■ What to produce ■
Each line of the data that includes the string "initial" is to be copied out.

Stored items
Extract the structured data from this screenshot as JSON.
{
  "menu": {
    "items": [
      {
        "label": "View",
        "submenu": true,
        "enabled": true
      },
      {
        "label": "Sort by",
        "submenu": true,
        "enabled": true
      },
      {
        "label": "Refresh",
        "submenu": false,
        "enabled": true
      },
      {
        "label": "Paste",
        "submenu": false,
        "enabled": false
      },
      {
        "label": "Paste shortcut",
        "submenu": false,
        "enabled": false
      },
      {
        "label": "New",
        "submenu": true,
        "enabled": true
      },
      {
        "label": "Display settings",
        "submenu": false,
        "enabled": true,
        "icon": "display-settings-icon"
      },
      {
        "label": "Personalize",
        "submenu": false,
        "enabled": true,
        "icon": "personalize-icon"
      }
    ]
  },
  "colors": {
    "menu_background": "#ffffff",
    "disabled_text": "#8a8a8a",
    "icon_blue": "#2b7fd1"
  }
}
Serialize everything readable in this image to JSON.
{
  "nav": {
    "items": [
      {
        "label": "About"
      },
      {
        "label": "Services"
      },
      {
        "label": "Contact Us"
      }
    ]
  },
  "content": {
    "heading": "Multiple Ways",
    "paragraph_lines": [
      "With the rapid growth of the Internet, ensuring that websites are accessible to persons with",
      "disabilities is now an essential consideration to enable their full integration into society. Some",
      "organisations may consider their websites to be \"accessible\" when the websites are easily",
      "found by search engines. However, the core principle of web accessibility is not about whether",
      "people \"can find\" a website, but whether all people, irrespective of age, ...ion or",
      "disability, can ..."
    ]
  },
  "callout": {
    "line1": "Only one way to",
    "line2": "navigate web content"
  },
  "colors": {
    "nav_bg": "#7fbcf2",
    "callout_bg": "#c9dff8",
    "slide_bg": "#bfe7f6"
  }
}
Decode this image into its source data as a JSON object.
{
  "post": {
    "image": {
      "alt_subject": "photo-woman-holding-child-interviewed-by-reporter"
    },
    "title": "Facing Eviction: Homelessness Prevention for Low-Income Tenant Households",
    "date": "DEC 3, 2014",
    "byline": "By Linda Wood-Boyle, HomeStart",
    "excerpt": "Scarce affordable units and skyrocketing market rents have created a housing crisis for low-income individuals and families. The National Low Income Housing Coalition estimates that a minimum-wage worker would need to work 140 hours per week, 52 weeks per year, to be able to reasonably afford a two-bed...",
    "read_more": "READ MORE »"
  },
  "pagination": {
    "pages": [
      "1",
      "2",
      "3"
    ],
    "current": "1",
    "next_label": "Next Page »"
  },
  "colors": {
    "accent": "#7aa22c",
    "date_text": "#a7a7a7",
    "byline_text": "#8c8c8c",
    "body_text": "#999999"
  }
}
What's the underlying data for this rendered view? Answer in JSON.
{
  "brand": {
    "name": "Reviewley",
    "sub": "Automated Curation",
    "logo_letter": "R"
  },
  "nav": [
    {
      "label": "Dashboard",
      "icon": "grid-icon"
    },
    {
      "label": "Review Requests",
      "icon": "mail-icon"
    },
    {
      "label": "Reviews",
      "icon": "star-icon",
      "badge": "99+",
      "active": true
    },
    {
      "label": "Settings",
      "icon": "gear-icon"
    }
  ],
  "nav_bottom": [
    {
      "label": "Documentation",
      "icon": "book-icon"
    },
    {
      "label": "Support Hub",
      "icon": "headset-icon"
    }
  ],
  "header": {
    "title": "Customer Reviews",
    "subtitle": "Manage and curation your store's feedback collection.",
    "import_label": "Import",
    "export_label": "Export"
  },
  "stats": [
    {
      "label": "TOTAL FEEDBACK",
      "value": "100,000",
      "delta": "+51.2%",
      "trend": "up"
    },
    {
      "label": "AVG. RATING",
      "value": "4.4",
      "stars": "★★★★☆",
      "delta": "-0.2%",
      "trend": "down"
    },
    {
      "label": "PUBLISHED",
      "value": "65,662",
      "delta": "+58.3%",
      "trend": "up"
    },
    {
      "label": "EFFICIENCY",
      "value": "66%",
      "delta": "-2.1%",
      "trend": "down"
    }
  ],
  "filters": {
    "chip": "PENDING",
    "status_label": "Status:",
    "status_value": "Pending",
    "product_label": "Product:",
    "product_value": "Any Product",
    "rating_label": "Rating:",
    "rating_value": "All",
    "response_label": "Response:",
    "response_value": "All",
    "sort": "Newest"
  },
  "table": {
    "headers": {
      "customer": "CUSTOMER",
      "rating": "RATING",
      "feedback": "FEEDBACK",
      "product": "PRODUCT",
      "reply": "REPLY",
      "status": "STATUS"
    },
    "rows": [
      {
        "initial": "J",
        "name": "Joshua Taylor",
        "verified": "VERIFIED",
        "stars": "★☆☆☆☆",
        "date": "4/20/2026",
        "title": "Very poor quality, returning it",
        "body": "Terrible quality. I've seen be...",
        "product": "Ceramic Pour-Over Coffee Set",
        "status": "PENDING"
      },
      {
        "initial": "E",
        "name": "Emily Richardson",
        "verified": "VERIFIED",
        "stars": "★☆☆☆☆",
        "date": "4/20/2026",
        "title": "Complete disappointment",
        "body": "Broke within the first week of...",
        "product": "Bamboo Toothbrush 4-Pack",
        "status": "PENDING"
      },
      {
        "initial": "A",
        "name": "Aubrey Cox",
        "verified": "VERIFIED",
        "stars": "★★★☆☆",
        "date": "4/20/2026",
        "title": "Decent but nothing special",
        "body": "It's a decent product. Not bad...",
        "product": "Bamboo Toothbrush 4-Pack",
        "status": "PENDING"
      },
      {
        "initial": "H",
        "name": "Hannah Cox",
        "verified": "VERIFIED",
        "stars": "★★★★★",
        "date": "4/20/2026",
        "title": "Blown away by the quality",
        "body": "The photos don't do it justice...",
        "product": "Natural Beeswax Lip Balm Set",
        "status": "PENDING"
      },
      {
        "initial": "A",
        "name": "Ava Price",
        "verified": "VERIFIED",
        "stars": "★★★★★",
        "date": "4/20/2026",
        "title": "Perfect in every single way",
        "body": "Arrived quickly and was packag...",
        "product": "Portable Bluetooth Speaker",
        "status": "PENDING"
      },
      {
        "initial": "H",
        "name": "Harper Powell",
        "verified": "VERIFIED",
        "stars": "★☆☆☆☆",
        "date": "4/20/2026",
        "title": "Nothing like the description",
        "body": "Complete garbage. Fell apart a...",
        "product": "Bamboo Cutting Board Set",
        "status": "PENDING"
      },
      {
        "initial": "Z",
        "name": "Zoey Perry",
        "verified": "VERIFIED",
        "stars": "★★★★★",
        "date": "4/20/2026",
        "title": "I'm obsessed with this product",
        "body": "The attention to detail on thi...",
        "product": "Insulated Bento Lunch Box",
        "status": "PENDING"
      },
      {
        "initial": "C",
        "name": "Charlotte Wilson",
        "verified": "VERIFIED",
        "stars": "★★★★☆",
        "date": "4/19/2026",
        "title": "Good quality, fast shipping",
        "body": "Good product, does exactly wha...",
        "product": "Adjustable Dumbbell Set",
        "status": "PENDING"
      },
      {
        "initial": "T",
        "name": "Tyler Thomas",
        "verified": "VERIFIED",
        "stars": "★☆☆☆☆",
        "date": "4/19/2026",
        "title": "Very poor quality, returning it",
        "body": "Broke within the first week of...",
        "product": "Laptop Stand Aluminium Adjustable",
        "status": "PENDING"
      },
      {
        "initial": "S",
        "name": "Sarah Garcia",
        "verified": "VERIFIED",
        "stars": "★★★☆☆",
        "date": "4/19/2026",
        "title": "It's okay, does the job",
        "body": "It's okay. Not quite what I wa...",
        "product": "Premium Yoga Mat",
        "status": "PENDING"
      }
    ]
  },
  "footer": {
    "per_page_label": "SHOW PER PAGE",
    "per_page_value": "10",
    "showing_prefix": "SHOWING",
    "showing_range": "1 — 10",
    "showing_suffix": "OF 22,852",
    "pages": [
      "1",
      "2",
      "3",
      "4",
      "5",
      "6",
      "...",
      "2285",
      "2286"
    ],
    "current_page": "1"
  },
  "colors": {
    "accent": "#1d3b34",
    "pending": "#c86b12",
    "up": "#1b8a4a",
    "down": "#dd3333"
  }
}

■ Output for this task ■
        "initial": "J",
        "initial": "E",
        "initial": "A",
        "initial": "H",
        "initial": "A",
        "initial": "H",
        "initial": "Z",
        "initial": "C",
        "initial": "T",
        "initial": "S",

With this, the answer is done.